**What you should do**.
Search the records for lines with the word "JSON" and copy each match.

START Given data

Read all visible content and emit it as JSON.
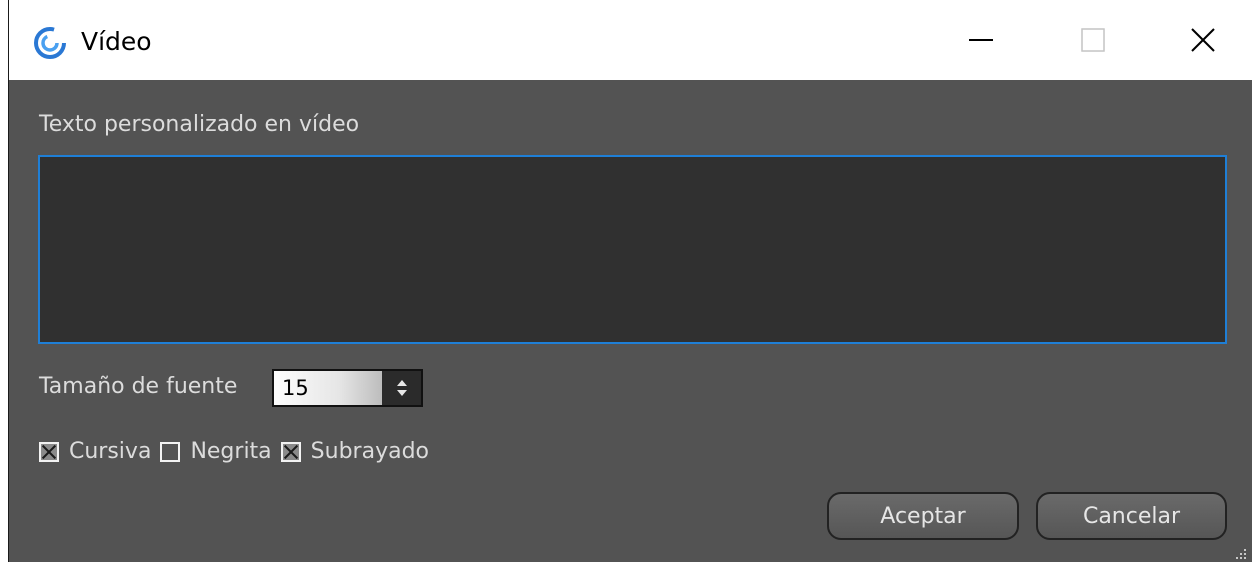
{
  "window": {
    "title": "Vídeo",
    "icon": "spiral-app-icon",
    "controls": [
      "minimize-icon",
      "maximize-icon",
      "close-icon"
    ]
  },
  "dialog": {
    "custom_text_label": "Texto personalizado en vídeo",
    "custom_text_value": "",
    "font_size_label": "Tamaño de fuente",
    "font_size_value": "15",
    "checkboxes": [
      {
        "label": "Cursiva",
        "checked": true
      },
      {
        "label": "Negrita",
        "checked": false
      },
      {
        "label": "Subrayado",
        "checked": true
      }
    ],
    "accept_label": "Aceptar",
    "cancel_label": "Cancelar"
  },
  "colors": {
    "dialog_background": "#535353",
    "textarea_background": "#303030",
    "focus_border": "#1f7fd6",
    "text": "#dcdcdc"
  }
}
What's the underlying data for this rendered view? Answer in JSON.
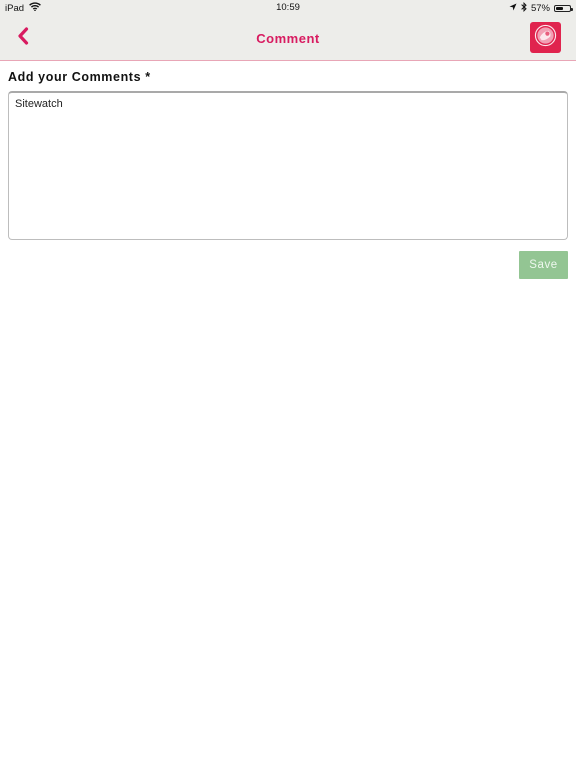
{
  "status_bar": {
    "device": "iPad",
    "time": "10:59",
    "battery_percent_label": "57%",
    "battery_level": 0.57,
    "icons": [
      "wifi-icon",
      "location-arrow-icon",
      "bluetooth-icon",
      "battery-icon"
    ]
  },
  "nav": {
    "title": "Comment",
    "back_icon": "chevron-left-icon",
    "logo_icon": "app-logo-icon"
  },
  "form": {
    "label": "Add your Comments *",
    "comment_value": "Sitewatch",
    "save_label": "Save"
  },
  "colors": {
    "accent": "#d81b60",
    "logo_bg": "#e0244e",
    "nav_bg": "#ededea",
    "save_bg": "#93c593"
  }
}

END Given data

**Response to this task**.
Read all visible content and emit it as JSON.
What's the underlying data for this rendered view? Answer in JSON.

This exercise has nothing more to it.